§ **EXERCISE MATERIAL**
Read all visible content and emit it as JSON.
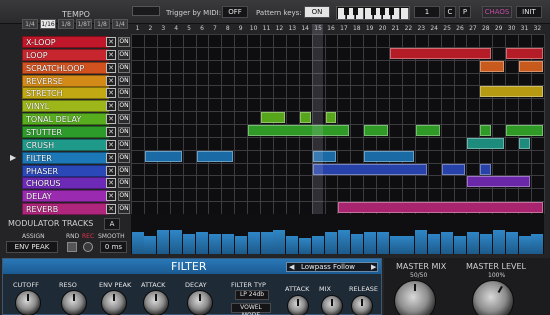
{
  "topbar": {
    "tempo_label": "TEMPO",
    "tempo_options": [
      "1/4",
      "1/16",
      "1/8",
      "1/8T",
      "1/8",
      "1/4"
    ],
    "tempo_selected_index": 1,
    "trigger_label": "Trigger by MIDI:",
    "trigger_value": "OFF",
    "pattern_keys_label": "Pattern keys:",
    "pattern_keys_value": "ON",
    "pattern_number": "1",
    "c_button": "C",
    "p_button": "P",
    "chaos_button": "CHAOS",
    "init_button": "INIT"
  },
  "columns": [
    "1",
    "2",
    "3",
    "4",
    "5",
    "6",
    "7",
    "8",
    "9",
    "10",
    "11",
    "12",
    "13",
    "14",
    "15",
    "16",
    "17",
    "18",
    "19",
    "20",
    "21",
    "22",
    "23",
    "24",
    "25",
    "26",
    "27",
    "28",
    "29",
    "30",
    "31",
    "32"
  ],
  "tracks": [
    {
      "name": "X-LOOP",
      "color": "#c0182a",
      "toggle": "ON"
    },
    {
      "name": "LOOP",
      "color": "#c7262e",
      "toggle": "ON"
    },
    {
      "name": "SCRATCHLOOP",
      "color": "#d2521f",
      "toggle": "ON"
    },
    {
      "name": "REVERSE",
      "color": "#d48a16",
      "toggle": "ON"
    },
    {
      "name": "STRETCH",
      "color": "#c2a813",
      "toggle": "ON"
    },
    {
      "name": "VINYL",
      "color": "#9db61a",
      "toggle": "ON"
    },
    {
      "name": "TONAL DELAY",
      "color": "#58ad1f",
      "toggle": "ON"
    },
    {
      "name": "STUTTER",
      "color": "#2c9b2a",
      "toggle": "ON"
    },
    {
      "name": "CRUSH",
      "color": "#1f9a8a",
      "toggle": "ON"
    },
    {
      "name": "FILTER",
      "color": "#1c78b6",
      "toggle": "ON"
    },
    {
      "name": "PHASER",
      "color": "#2a48b8",
      "toggle": "ON"
    },
    {
      "name": "CHORUS",
      "color": "#6d2ab6",
      "toggle": "ON"
    },
    {
      "name": "DELAY",
      "color": "#9a2ab0",
      "toggle": "ON"
    },
    {
      "name": "REVERB",
      "color": "#b0267c",
      "toggle": "ON"
    }
  ],
  "active_track_index": 9,
  "playhead_step": 15,
  "blocks": [
    {
      "track": 1,
      "start": 21,
      "end": 28,
      "color": "#b41c28"
    },
    {
      "track": 1,
      "start": 30,
      "end": 32,
      "color": "#b41c28"
    },
    {
      "track": 2,
      "start": 28,
      "end": 29,
      "color": "#c75a1c"
    },
    {
      "track": 2,
      "start": 31,
      "end": 32,
      "color": "#c75a1c"
    },
    {
      "track": 4,
      "start": 28,
      "end": 32,
      "color": "#b59a12"
    },
    {
      "track": 6,
      "start": 11,
      "end": 12,
      "color": "#57a51a"
    },
    {
      "track": 6,
      "start": 14,
      "end": 14,
      "color": "#57a51a"
    },
    {
      "track": 6,
      "start": 16,
      "end": 16,
      "color": "#57a51a"
    },
    {
      "track": 7,
      "start": 10,
      "end": 17,
      "color": "#2f9a26"
    },
    {
      "track": 7,
      "start": 19,
      "end": 20,
      "color": "#2f9a26"
    },
    {
      "track": 7,
      "start": 23,
      "end": 24,
      "color": "#2f9a26"
    },
    {
      "track": 7,
      "start": 28,
      "end": 28,
      "color": "#2f9a26"
    },
    {
      "track": 7,
      "start": 30,
      "end": 32,
      "color": "#2f9a26"
    },
    {
      "track": 8,
      "start": 27,
      "end": 29,
      "color": "#1d8c7c"
    },
    {
      "track": 8,
      "start": 31,
      "end": 31,
      "color": "#1d8c7c"
    },
    {
      "track": 9,
      "start": 2,
      "end": 4,
      "color": "#1a6aa6"
    },
    {
      "track": 9,
      "start": 6,
      "end": 8,
      "color": "#1a6aa6"
    },
    {
      "track": 9,
      "start": 15,
      "end": 16,
      "color": "#1a6aa6"
    },
    {
      "track": 9,
      "start": 19,
      "end": 22,
      "color": "#1a6aa6"
    },
    {
      "track": 10,
      "start": 15,
      "end": 23,
      "color": "#2742a8"
    },
    {
      "track": 10,
      "start": 25,
      "end": 26,
      "color": "#2742a8"
    },
    {
      "track": 10,
      "start": 28,
      "end": 28,
      "color": "#2742a8"
    },
    {
      "track": 11,
      "start": 27,
      "end": 31,
      "color": "#6a28a8"
    },
    {
      "track": 13,
      "start": 17,
      "end": 32,
      "color": "#a8246e"
    }
  ],
  "modulator": {
    "label": "MODULATOR TRACKS",
    "track": "A",
    "assign_label": "ASSIGN",
    "rnd_label": "RND",
    "rec_label": "REC",
    "smooth_label": "SMOOTH",
    "target": "ENV PEAK",
    "smooth_value": "0 ms",
    "levels": [
      0.55,
      0.45,
      0.6,
      0.6,
      0.5,
      0.55,
      0.5,
      0.5,
      0.45,
      0.55,
      0.55,
      0.6,
      0.45,
      0.4,
      0.45,
      0.55,
      0.6,
      0.5,
      0.55,
      0.55,
      0.45,
      0.45,
      0.6,
      0.5,
      0.55,
      0.45,
      0.55,
      0.5,
      0.6,
      0.55,
      0.45,
      0.5
    ]
  },
  "filter_panel": {
    "title": "FILTER",
    "preset": "Lowpass Follow",
    "prev_icon": "triangle-left",
    "next_icon": "triangle-right",
    "knobs": [
      "CUTOFF",
      "RESO",
      "ENV PEAK",
      "ATTACK",
      "DECAY"
    ],
    "filter_type_label": "FILTER TYP",
    "filter_type_value": "LP 24db",
    "vowel_mode": "VOWEL MODE",
    "right_knobs": [
      "ATTACK",
      "MIX",
      "RELEASE"
    ]
  },
  "master": {
    "mix_label": "MASTER MIX",
    "mix_value": "50/50",
    "level_label": "MASTER LEVEL",
    "level_value": "100%"
  },
  "colors": {
    "accent": "#1c78b6",
    "panel": "#242427"
  }
}
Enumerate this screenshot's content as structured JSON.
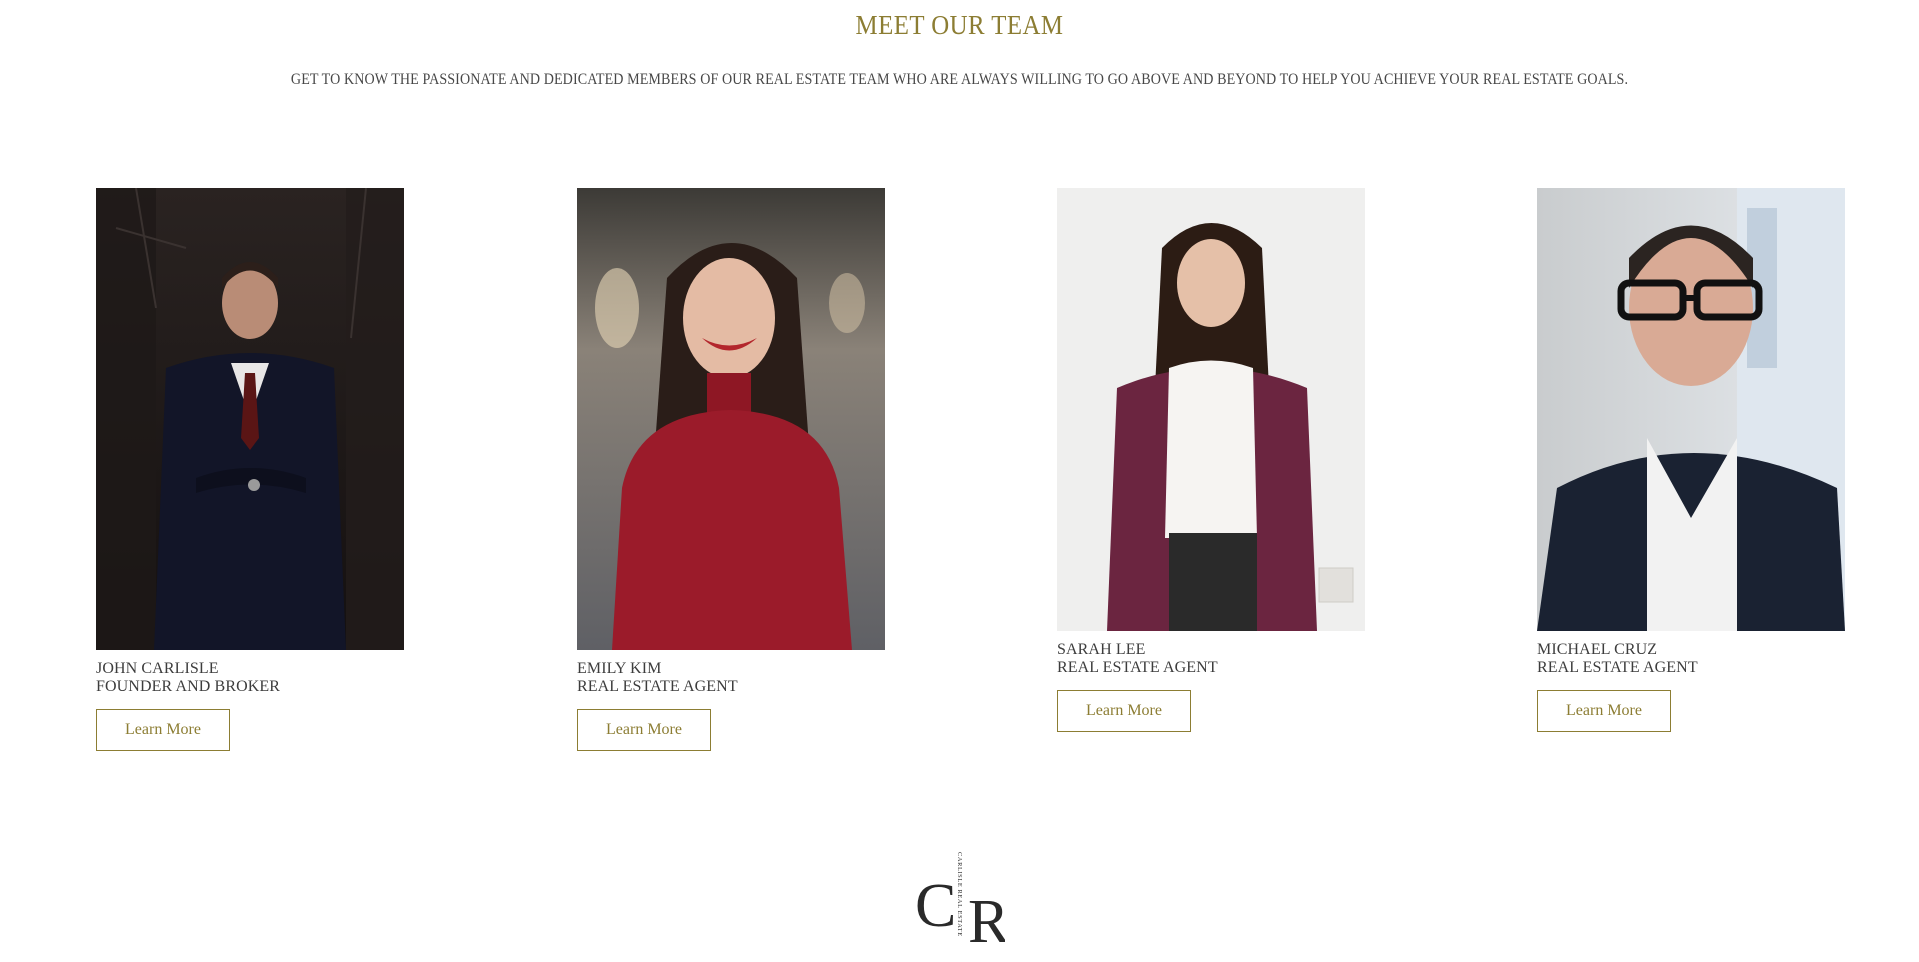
{
  "section": {
    "title": "MEET OUR TEAM",
    "subtitle": "GET TO KNOW THE PASSIONATE AND DEDICATED MEMBERS OF OUR REAL ESTATE TEAM WHO ARE ALWAYS WILLING TO GO ABOVE AND BEYOND TO HELP YOU ACHIEVE YOUR REAL ESTATE GOALS."
  },
  "team": [
    {
      "name": "JOHN CARLISLE",
      "role": "FOUNDER AND BROKER",
      "button_label": "Learn More"
    },
    {
      "name": "EMILY KIM",
      "role": "REAL ESTATE AGENT",
      "button_label": "Learn More"
    },
    {
      "name": "SARAH LEE",
      "role": "REAL ESTATE AGENT",
      "button_label": "Learn More"
    },
    {
      "name": "MICHAEL CRUZ",
      "role": "REAL ESTATE AGENT",
      "button_label": "Learn More"
    }
  ],
  "logo": {
    "letter_1": "C",
    "letter_2": "R",
    "vertical_text": "CARLISLE REAL ESTATE"
  },
  "colors": {
    "accent": "#8c7d33",
    "text": "#3d3d3d",
    "background": "#ffffff"
  }
}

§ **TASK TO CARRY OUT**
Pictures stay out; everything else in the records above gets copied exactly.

§ **ANSWER TO THIS EXERCISE**
Read all visible content and emit it as JSON.
{
  "topbar": {
    "tempo_label": "TEMPO",
    "tempo_options": [
      "1/4",
      "1/16",
      "1/8",
      "1/8T",
      "1/8",
      "1/4"
    ],
    "tempo_selected_index": 1,
    "trigger_label": "Trigger by MIDI:",
    "trigger_value": "OFF",
    "pattern_keys_label": "Pattern keys:",
    "pattern_keys_value": "ON",
    "pattern_number": "1",
    "c_button": "C",
    "p_button": "P",
    "chaos_button": "CHAOS",
    "init_button": "INIT"
  },
  "columns": [
    "1",
    "2",
    "3",
    "4",
    "5",
    "6",
    "7",
    "8",
    "9",
    "10",
    "11",
    "12",
    "13",
    "14",
    "15",
    "16",
    "17",
    "18",
    "19",
    "20",
    "21",
    "22",
    "23",
    "24",
    "25",
    "26",
    "27",
    "28",
    "29",
    "30",
    "31",
    "32"
  ],
  "tracks": [
    {
      "name": "X-LOOP",
      "color": "#c0182a",
      "toggle": "ON"
    },
    {
      "name": "LOOP",
      "color": "#c7262e",
      "toggle": "ON"
    },
    {
      "name": "SCRATCHLOOP",
      "color": "#d2521f",
      "toggle": "ON"
    },
    {
      "name": "REVERSE",
      "color": "#d48a16",
      "toggle": "ON"
    },
    {
      "name": "STRETCH",
      "color": "#c2a813",
      "toggle": "ON"
    },
    {
      "name": "VINYL",
      "color": "#9db61a",
      "toggle": "ON"
    },
    {
      "name": "TONAL DELAY",
      "color": "#58ad1f",
      "toggle": "ON"
    },
    {
      "name": "STUTTER",
      "color": "#2c9b2a",
      "toggle": "ON"
    },
    {
      "name": "CRUSH",
      "color": "#1f9a8a",
      "toggle": "ON"
    },
    {
      "name": "FILTER",
      "color": "#1c78b6",
      "toggle": "ON"
    },
    {
      "name": "PHASER",
      "color": "#2a48b8",
      "toggle": "ON"
    },
    {
      "name": "CHORUS",
      "color": "#6d2ab6",
      "toggle": "ON"
    },
    {
      "name": "DELAY",
      "color": "#9a2ab0",
      "toggle": "ON"
    },
    {
      "name": "REVERB",
      "color": "#b0267c",
      "toggle": "ON"
    }
  ],
  "active_track_index": 9,
  "playhead_step": 15,
  "blocks": [
    {
      "track": 1,
      "start": 21,
      "end": 28,
      "color": "#b41c28"
    },
    {
      "track": 1,
      "start": 30,
      "end": 32,
      "color": "#b41c28"
    },
    {
      "track": 2,
      "start": 28,
      "end": 29,
      "color": "#c75a1c"
    },
    {
      "track": 2,
      "start": 31,
      "end": 32,
      "color": "#c75a1c"
    },
    {
      "track": 4,
      "start": 28,
      "end": 32,
      "color": "#b59a12"
    },
    {
      "track": 6,
      "start": 11,
      "end": 12,
      "color": "#57a51a"
    },
    {
      "track": 6,
      "start": 14,
      "end": 14,
      "color": "#57a51a"
    },
    {
      "track": 6,
      "start": 16,
      "end": 16,
      "color": "#57a51a"
    },
    {
      "track": 7,
      "start": 10,
      "end": 17,
      "color": "#2f9a26"
    },
    {
      "track": 7,
      "start": 19,
      "end": 20,
      "color": "#2f9a26"
    },
    {
      "track": 7,
      "start": 23,
      "end": 24,
      "color": "#2f9a26"
    },
    {
      "track": 7,
      "start": 28,
      "end": 28,
      "color": "#2f9a26"
    },
    {
      "track": 7,
      "start": 30,
      "end": 32,
      "color": "#2f9a26"
    },
    {
      "track": 8,
      "start": 27,
      "end": 29,
      "color": "#1d8c7c"
    },
    {
      "track": 8,
      "start": 31,
      "end": 31,
      "color": "#1d8c7c"
    },
    {
      "track": 9,
      "start": 2,
      "end": 4,
      "color": "#1a6aa6"
    },
    {
      "track": 9,
      "start": 6,
      "end": 8,
      "color": "#1a6aa6"
    },
    {
      "track": 9,
      "start": 15,
      "end": 16,
      "color": "#1a6aa6"
    },
    {
      "track": 9,
      "start": 19,
      "end": 22,
      "color": "#1a6aa6"
    },
    {
      "track": 10,
      "start": 15,
      "end": 23,
      "color": "#2742a8"
    },
    {
      "track": 10,
      "start": 25,
      "end": 26,
      "color": "#2742a8"
    },
    {
      "track": 10,
      "start": 28,
      "end": 28,
      "color": "#2742a8"
    },
    {
      "track": 11,
      "start": 27,
      "end": 31,
      "color": "#6a28a8"
    },
    {
      "track": 13,
      "start": 17,
      "end": 32,
      "color": "#a8246e"
    }
  ],
  "modulator": {
    "label": "MODULATOR TRACKS",
    "track": "A",
    "assign_label": "ASSIGN",
    "rnd_label": "RND",
    "rec_label": "REC",
    "smooth_label": "SMOOTH",
    "target": "ENV PEAK",
    "smooth_value": "0 ms",
    "levels": [
      0.55,
      0.45,
      0.6,
      0.6,
      0.5,
      0.55,
      0.5,
      0.5,
      0.45,
      0.55,
      0.55,
      0.6,
      0.45,
      0.4,
      0.45,
      0.55,
      0.6,
      0.5,
      0.55,
      0.55,
      0.45,
      0.45,
      0.6,
      0.5,
      0.55,
      0.45,
      0.55,
      0.5,
      0.6,
      0.55,
      0.45,
      0.5
    ]
  },
  "filter_panel": {
    "title": "FILTER",
    "preset": "Lowpass Follow",
    "prev_icon": "triangle-left",
    "next_icon": "triangle-right",
    "knobs": [
      "CUTOFF",
      "RESO",
      "ENV PEAK",
      "ATTACK",
      "DECAY"
    ],
    "filter_type_label": "FILTER TYP",
    "filter_type_value": "LP 24db",
    "vowel_mode": "VOWEL MODE",
    "right_knobs": [
      "ATTACK",
      "MIX",
      "RELEASE"
    ]
  },
  "master": {
    "mix_label": "MASTER MIX",
    "mix_value": "50/50",
    "level_label": "MASTER LEVEL",
    "level_value": "100%"
  },
  "colors": {
    "accent": "#1c78b6",
    "panel": "#242427"
  }
}
Enumerate this screenshot's content as structured JSON.
{
  "section": {
    "title": "MEET OUR TEAM",
    "subtitle": "GET TO KNOW THE PASSIONATE AND DEDICATED MEMBERS OF OUR REAL ESTATE TEAM WHO ARE ALWAYS WILLING TO GO ABOVE AND BEYOND TO HELP YOU ACHIEVE YOUR REAL ESTATE GOALS."
  },
  "team": [
    {
      "name": "JOHN CARLISLE",
      "role": "FOUNDER AND BROKER",
      "button_label": "Learn More"
    },
    {
      "name": "EMILY KIM",
      "role": "REAL ESTATE AGENT",
      "button_label": "Learn More"
    },
    {
      "name": "SARAH LEE",
      "role": "REAL ESTATE AGENT",
      "button_label": "Learn More"
    },
    {
      "name": "MICHAEL CRUZ",
      "role": "REAL ESTATE AGENT",
      "button_label": "Learn More"
    }
  ],
  "logo": {
    "letter_1": "C",
    "letter_2": "R",
    "vertical_text": "CARLISLE REAL ESTATE"
  },
  "colors": {
    "accent": "#8c7d33",
    "text": "#3d3d3d",
    "background": "#ffffff"
  }
}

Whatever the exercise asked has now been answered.